As technology in the bioscientific realm advances, there is an emerging body of law pertaining to patents on biological material, which focuses squarely on the hotly contested areas of personalized medicine and nanotechnology.  Personalized medicine is the practice of creating therapies for the specific genetic profiles of patients and their diseased cells.  Examples of the nanotechnology involved include cancer treatment, bio sensors, bio markers, bio imaging, and drug delivery systems.  The controversies are beginning to form and the potential for litigation is building.  Are these inventions worthy of patent protection?  What happens to these particles after they perform the specific task they were designed to carry out?  Is it a health issue, environmental issue, both?  These are the types of inquiries I am interested in exploring.  By no means do I purport to have expertise in ANY of the myriad fields I plan to touch on, but I am curious, though, and look forward to initiating a robust dialogue with those who are experts or those who are passionate about the direction of the law in these areas.

With that being said, I would like to begin with a broad and general overview of the current patentability issues.  The first hurdle in the patent process is actually having something that is patentable subject matter.  The nexus of the debate is 35 U.S.C. § 101 which provides:  “Whoever invents or discovers any new and useful process, machine, manufacture, or composition of matter, or any new and useful improvement thereof, may obtain a patent thereof, subject to the conditions and requirements of this title.”  The statute is inherently ambiguous and has enjoyed broad interpretation, when applied by the courts, to determine if something is actually patentable subject matter.  See, e.g., Diamond v. Chakrabarty, 447 U.S. 303, 309 (1980) (statutory subject matter “include[s] anything under the sun that is made by man.”).  However, the statute does not afford limitless possibilities and probabilities to the inventors of the world.

There are three specific categories that are off limits to the powers afforded by obtaining a patent:  the laws of nature, physical phenomena, and abstract ideas.  Diamond v. Diehr, 450 U.S. 175, 185 (1981).   The primary reasoning for unpatentability was articulated in Gottschalk v. Benson, 409 U.S. 63, 67 (1972), whereby the Court reasoned that, although these three categories could be discovered, they ultimately “are the basic tools of scientific and technological work.”  The rationale is simple, if these basic building blocks of nature were allowed the protective rights of a patent, specifically the right to exclude others from practicing the inventions or discoveries, the world of research would be drastically encumbered and hindered.  These excluded categories, the basic building blocks, are utilized by scientists, inventors, and theorists to create patentable subject matter.

While the discovery of any of the three excluded categories does not qualify for patentability, the application of them that leads to a new and useful process, machine, manufacture, or composition of matter, may very well lead to a patent, including those that have helped to fuel the explosion of scientific research in biotechnology.  Diehr, 450 U.S. at 187.  Those developments have spawned the creation of personalized medicine.  Science is moving forward and is forcing the law to keep pace.
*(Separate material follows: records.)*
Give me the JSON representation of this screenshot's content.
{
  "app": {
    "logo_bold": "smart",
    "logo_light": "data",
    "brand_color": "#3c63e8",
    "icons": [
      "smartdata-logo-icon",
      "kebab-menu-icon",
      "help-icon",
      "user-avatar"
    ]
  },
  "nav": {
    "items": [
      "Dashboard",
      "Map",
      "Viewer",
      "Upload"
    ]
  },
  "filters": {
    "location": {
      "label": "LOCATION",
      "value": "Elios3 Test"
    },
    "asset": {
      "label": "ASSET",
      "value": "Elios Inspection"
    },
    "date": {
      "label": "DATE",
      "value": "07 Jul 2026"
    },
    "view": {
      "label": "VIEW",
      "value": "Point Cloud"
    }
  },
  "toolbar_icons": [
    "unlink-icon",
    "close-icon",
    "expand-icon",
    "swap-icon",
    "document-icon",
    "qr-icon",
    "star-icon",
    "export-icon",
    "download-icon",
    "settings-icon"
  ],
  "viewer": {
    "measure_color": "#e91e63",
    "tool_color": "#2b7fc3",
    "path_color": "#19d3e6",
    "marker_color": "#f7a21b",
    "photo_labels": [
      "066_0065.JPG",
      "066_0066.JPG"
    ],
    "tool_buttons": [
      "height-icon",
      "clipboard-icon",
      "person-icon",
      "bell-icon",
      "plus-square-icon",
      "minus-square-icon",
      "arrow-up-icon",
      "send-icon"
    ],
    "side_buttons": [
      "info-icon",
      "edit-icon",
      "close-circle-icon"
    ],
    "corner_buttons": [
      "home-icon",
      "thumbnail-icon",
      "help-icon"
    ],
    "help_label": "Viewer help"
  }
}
The paradigm to determine the patentability of nanotechnology related to biological material might be altered in the near future due to the Supreme Court hearing the case of In re Bilski (the discussion of this case and the implications of the opinion has the potential to occupy many future posts).  The Court heard oral arguments on In re Bilski on November 9, 2009, and the forthcoming opinion in that matter will have an impact on the patentability of processes, including those that have helped to fuel the explosion of scientific research in biotechnology.  As a result, the development of personalized medicine hangs in the balance.

In addition to the legal, scientific, and ethical debates, there are the personal policy concerns.  A few worth mentioning are those relating to autonomy, freedom to make decisions about resolving/preventing health issues, the right to feel safe about the treatments we receive, and the list goes on.  The point I am trying to make is that we are on the precipice of a new era with the interaction of nanotechnology, personalized medicine, and the law, and we stand to gain more than we could ever have imagined or we stand to lose more than we ever bargained for.

Personalized Medicine Coalition, _5_5_09.pdf